We do want to stop that sort of thing - it could be a real mess as these artefacts may propagate very quickly.
What "sort of thing" in that long paragraph do you want to stop? //Erik Sundvall
- Erik raised the question of whether, even with a clearly stated waiver version of the licence, companies might feel nervous about writing software that contained CC-BY-SA archetypes or was based on archetypes, for fear of it infecting their code.
This is a concern we have to balance with that of commercialisation of archetypes.
I don't think you want to stop "commercialisation of archetypes" just the percieved risk of somebody "locking up design space" am I right? ("Locking of design space" is very hard to do using copyright, but in some cases possible with patents. I think we agree that an archetype would be very hard to get a solid patent on though...). //Erik Sundvall
There are legal unknowns here, but I think our conclusions are similar:
- CC-BY-SA seems only to potentially address non-patent based attempts to lock out people from a particular archetype, and this would be very hard to do anyway, even with CC-BY
- the need to include the waiver down a chain of licensed artefacts seems to complicate things unnecessarily compared to using CC-BY
I think we will need a waver with CC-BY describing when attribution is not necessary.
I am aware of having too little legal knowledge in this area. I am pursuing a RFI to the Creative Commons organisation to clarify the waiver question.
(The text above was later somewhat edited by Erik and Heather, use diff to see changes)
The Problem of Attribution
(after discussions with Sam and Erik)
There is a worry that the BY part of CC-BY-anything requires attribution that might be practically speaking to onerous in some cases to actually do. For example, an HTML rendering of a template in a real system, where the template is derived from 30 archetypes - does the HTML form have to include attribution of those 30 archetypes, as the CC-BY would imply?
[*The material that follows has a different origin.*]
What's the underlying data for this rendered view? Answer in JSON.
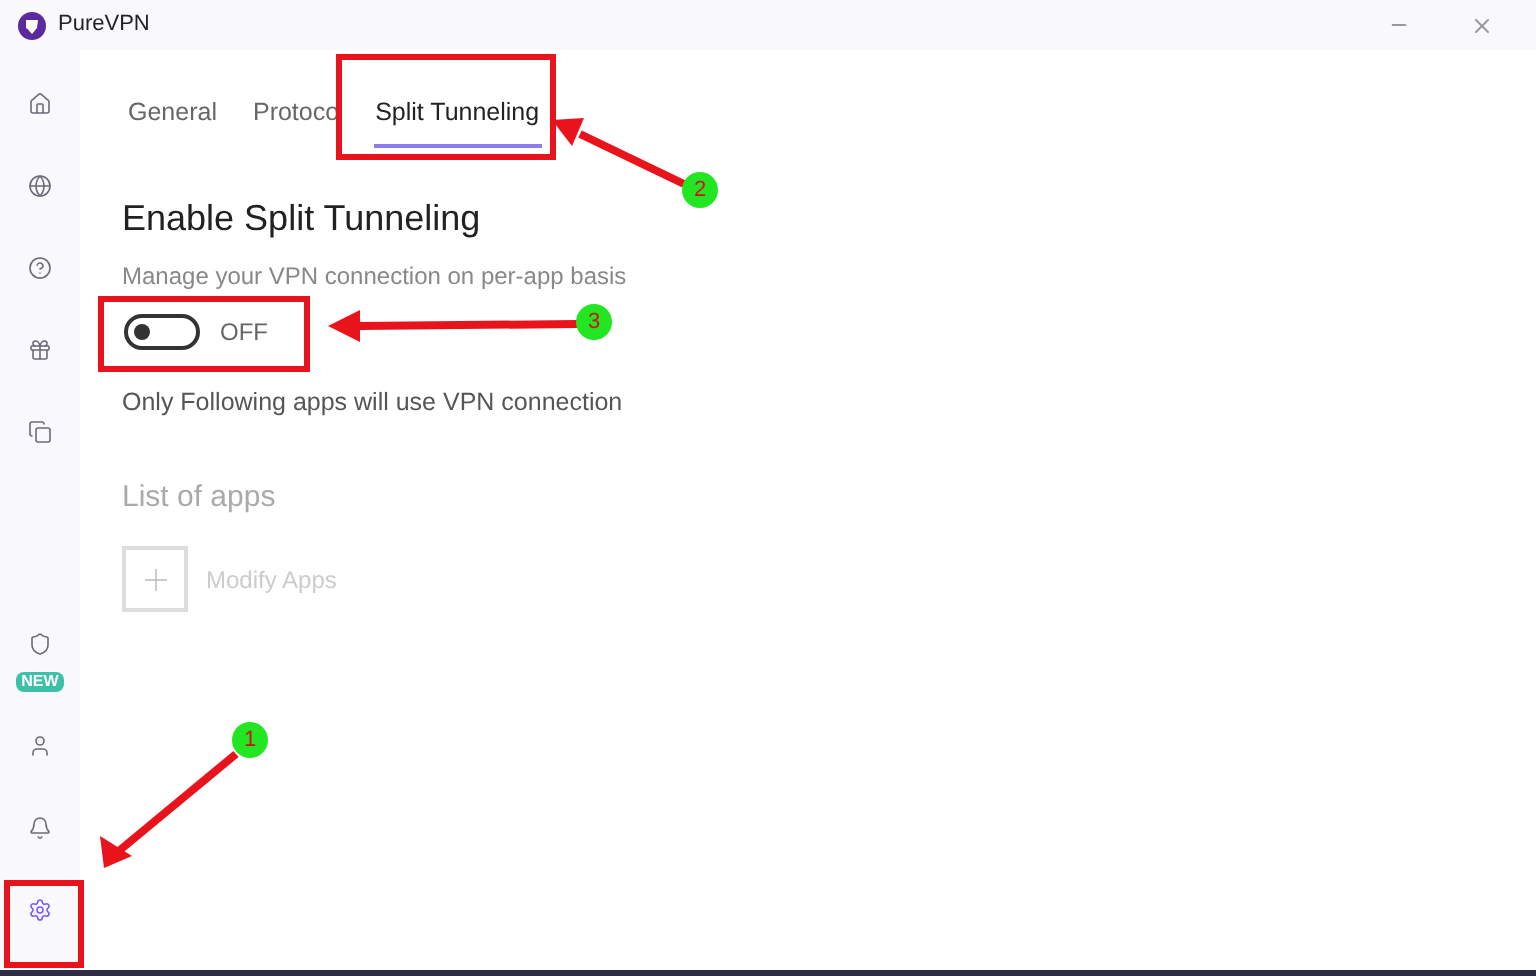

It appears that as long as the original licensor specifies an acceptable means of attribution, e.g. a single URL in small print on an application startup screen, then there will be no problem.
Erik notes that the problem of having to create giant accumulating attributions was one reason for the BSD 4-part license turning into the BSD 3-part license in use today .